▶ [What the task asks]: Take the entries that follow and return only the lines from the one with "Read all visible content and emit it as JSON." through the final line, leaving every picture behind.

▶ [Extracted records]:
↓
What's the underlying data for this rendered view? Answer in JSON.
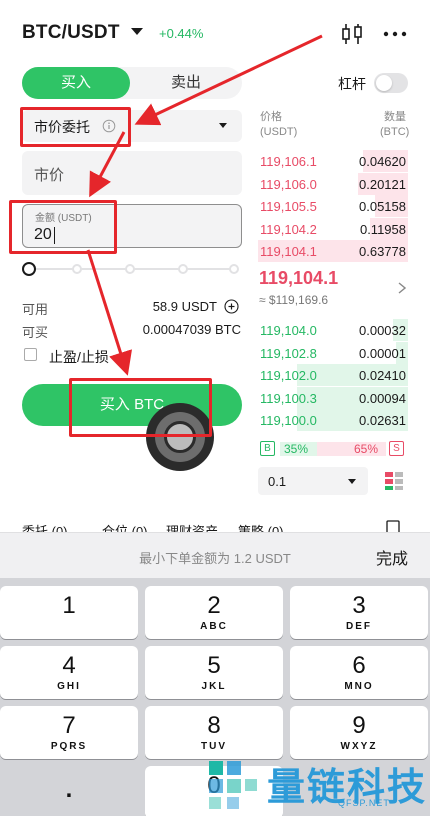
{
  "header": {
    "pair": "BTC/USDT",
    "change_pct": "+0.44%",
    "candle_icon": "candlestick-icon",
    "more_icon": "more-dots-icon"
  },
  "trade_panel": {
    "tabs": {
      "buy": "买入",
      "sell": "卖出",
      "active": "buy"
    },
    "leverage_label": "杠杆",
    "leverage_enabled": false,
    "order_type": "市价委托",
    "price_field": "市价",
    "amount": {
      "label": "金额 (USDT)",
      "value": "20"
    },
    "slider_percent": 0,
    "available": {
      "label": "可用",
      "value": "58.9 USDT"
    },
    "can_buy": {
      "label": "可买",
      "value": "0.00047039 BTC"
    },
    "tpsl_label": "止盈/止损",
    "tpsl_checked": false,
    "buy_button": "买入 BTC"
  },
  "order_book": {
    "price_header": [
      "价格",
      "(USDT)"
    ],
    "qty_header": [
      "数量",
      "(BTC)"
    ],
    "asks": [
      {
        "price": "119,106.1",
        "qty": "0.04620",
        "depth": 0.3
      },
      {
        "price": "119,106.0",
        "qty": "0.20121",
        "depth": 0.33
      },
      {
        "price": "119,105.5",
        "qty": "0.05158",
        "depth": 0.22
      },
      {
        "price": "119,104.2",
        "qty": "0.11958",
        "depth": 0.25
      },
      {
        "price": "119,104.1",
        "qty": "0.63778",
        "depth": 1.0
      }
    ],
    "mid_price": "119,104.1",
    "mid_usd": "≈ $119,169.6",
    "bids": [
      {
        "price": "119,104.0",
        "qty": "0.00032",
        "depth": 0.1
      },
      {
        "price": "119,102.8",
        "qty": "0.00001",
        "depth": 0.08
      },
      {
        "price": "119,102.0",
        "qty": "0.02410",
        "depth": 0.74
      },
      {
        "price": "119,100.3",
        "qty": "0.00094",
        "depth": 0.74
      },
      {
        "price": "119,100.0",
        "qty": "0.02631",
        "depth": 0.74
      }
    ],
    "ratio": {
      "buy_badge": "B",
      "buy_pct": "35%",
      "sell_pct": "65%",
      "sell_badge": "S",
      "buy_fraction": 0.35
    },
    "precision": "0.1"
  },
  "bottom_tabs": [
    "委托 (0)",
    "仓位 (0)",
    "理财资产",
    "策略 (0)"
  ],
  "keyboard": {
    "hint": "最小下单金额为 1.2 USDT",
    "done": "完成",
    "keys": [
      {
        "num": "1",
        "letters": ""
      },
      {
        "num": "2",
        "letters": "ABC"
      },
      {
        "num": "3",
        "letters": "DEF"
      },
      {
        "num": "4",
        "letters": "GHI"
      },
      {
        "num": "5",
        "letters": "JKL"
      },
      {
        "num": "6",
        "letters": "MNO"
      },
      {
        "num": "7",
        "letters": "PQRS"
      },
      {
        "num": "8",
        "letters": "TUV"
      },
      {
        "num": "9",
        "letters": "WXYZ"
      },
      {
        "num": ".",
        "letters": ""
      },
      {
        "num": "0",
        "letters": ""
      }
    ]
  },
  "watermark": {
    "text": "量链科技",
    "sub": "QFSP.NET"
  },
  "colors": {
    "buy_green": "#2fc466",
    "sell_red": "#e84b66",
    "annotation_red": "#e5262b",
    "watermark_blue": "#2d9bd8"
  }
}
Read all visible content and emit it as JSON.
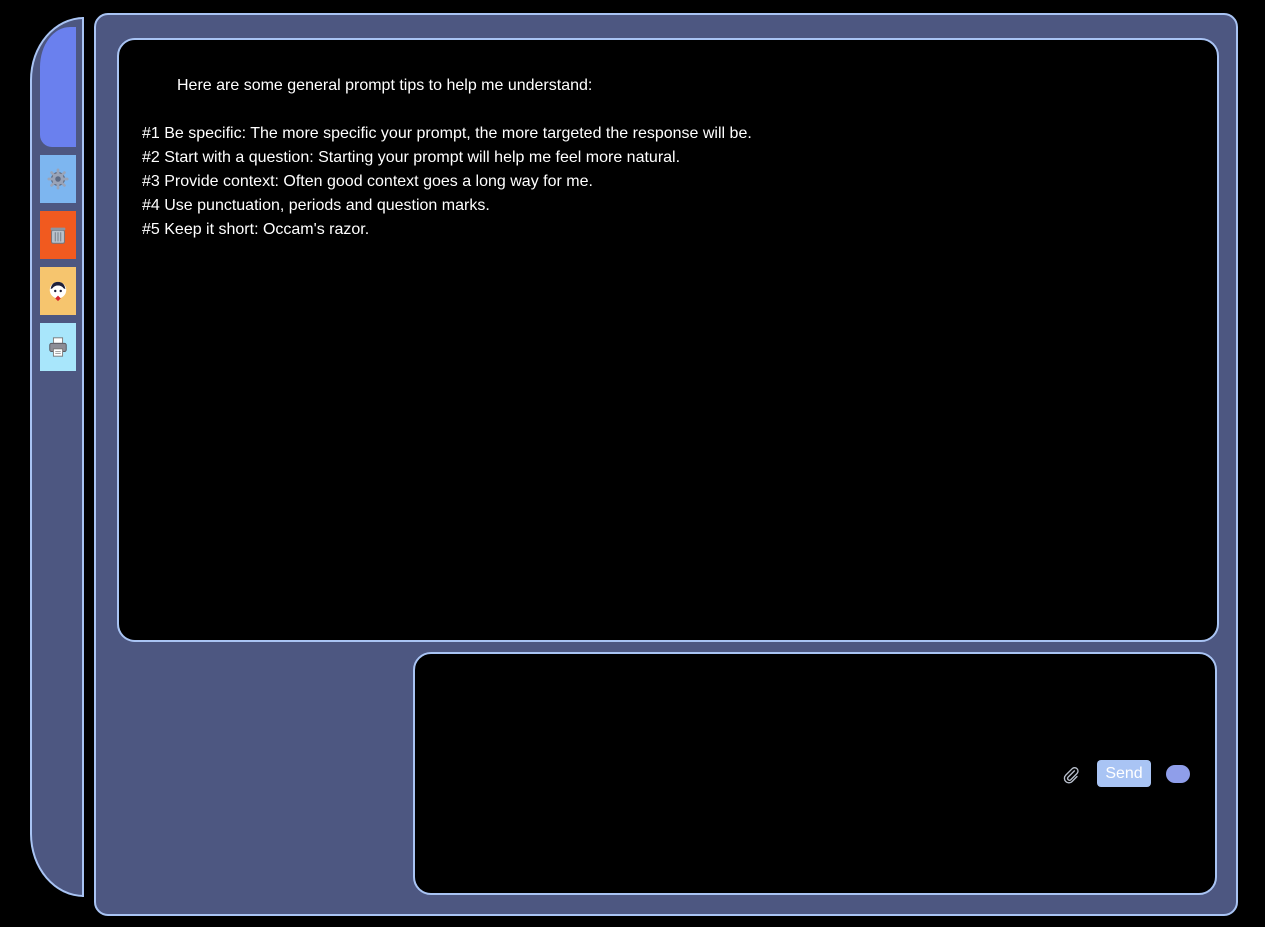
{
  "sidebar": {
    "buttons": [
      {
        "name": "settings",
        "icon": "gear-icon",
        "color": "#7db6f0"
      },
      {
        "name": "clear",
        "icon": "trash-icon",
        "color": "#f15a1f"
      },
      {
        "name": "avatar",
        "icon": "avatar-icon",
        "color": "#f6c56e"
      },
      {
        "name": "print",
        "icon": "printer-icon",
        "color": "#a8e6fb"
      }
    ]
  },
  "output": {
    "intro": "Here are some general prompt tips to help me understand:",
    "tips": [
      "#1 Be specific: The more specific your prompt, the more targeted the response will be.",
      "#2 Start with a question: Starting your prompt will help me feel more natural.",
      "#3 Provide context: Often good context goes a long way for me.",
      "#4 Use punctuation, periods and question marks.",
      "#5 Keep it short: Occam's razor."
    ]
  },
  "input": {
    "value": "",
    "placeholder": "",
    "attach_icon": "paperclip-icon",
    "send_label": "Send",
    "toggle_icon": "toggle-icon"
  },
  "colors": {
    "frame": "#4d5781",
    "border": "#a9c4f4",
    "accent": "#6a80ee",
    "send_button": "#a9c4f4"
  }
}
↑
▶ [Response area]:
Read all visible content and emit it as JSON.
{
  "sidebar": {
    "buttons": [
      {
        "name": "settings",
        "icon": "gear-icon",
        "color": "#7db6f0"
      },
      {
        "name": "clear",
        "icon": "trash-icon",
        "color": "#f15a1f"
      },
      {
        "name": "avatar",
        "icon": "avatar-icon",
        "color": "#f6c56e"
      },
      {
        "name": "print",
        "icon": "printer-icon",
        "color": "#a8e6fb"
      }
    ]
  },
  "output": {
    "intro": "Here are some general prompt tips to help me understand:",
    "tips": [
      "#1 Be specific: The more specific your prompt, the more targeted the response will be.",
      "#2 Start with a question: Starting your prompt will help me feel more natural.",
      "#3 Provide context: Often good context goes a long way for me.",
      "#4 Use punctuation, periods and question marks.",
      "#5 Keep it short: Occam's razor."
    ]
  },
  "input": {
    "value": "",
    "placeholder": "",
    "attach_icon": "paperclip-icon",
    "send_label": "Send",
    "toggle_icon": "toggle-icon"
  },
  "colors": {
    "frame": "#4d5781",
    "border": "#a9c4f4",
    "accent": "#6a80ee",
    "send_button": "#a9c4f4"
  }
}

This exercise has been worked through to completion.